Component data from apps and pages
****

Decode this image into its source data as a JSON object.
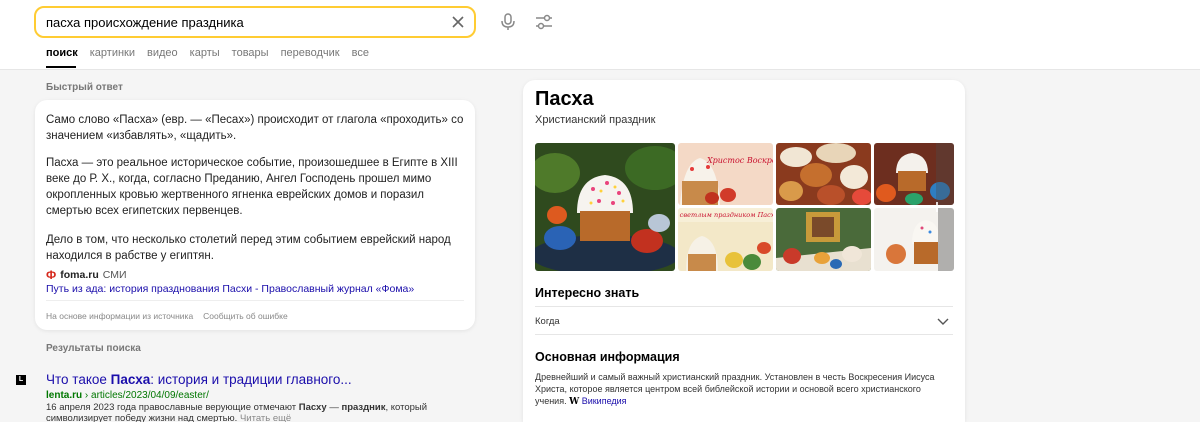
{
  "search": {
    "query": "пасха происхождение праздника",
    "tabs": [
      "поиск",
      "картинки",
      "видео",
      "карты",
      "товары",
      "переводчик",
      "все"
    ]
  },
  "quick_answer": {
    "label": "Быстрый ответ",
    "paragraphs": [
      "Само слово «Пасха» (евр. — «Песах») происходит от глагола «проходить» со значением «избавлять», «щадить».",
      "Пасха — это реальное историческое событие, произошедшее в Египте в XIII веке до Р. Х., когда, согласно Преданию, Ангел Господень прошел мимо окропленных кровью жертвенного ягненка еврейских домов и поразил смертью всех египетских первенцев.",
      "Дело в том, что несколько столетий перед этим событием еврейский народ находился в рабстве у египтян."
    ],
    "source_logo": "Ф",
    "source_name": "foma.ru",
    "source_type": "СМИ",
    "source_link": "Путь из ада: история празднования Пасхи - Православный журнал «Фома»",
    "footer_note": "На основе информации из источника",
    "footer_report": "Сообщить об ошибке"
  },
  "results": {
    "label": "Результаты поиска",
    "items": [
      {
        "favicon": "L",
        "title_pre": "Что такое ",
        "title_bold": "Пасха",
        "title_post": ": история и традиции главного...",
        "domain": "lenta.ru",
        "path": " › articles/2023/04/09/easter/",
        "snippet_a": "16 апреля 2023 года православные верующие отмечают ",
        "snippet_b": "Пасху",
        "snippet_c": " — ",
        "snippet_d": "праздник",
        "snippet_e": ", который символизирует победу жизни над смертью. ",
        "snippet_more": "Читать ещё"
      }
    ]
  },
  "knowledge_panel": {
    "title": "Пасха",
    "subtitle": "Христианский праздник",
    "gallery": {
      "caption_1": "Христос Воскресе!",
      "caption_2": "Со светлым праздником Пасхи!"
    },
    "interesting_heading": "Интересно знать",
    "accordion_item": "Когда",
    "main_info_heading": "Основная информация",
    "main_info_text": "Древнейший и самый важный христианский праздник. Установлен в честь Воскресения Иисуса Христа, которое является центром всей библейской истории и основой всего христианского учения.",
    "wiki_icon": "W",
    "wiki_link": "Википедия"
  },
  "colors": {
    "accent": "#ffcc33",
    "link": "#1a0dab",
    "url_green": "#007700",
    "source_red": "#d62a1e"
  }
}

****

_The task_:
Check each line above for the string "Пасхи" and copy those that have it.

_Solution to this problem_:
    "source_link": "Путь из ада: история празднования Пасхи - Православный журнал «Фома»",
      "caption_2": "Со светлым праздником Пасхи!"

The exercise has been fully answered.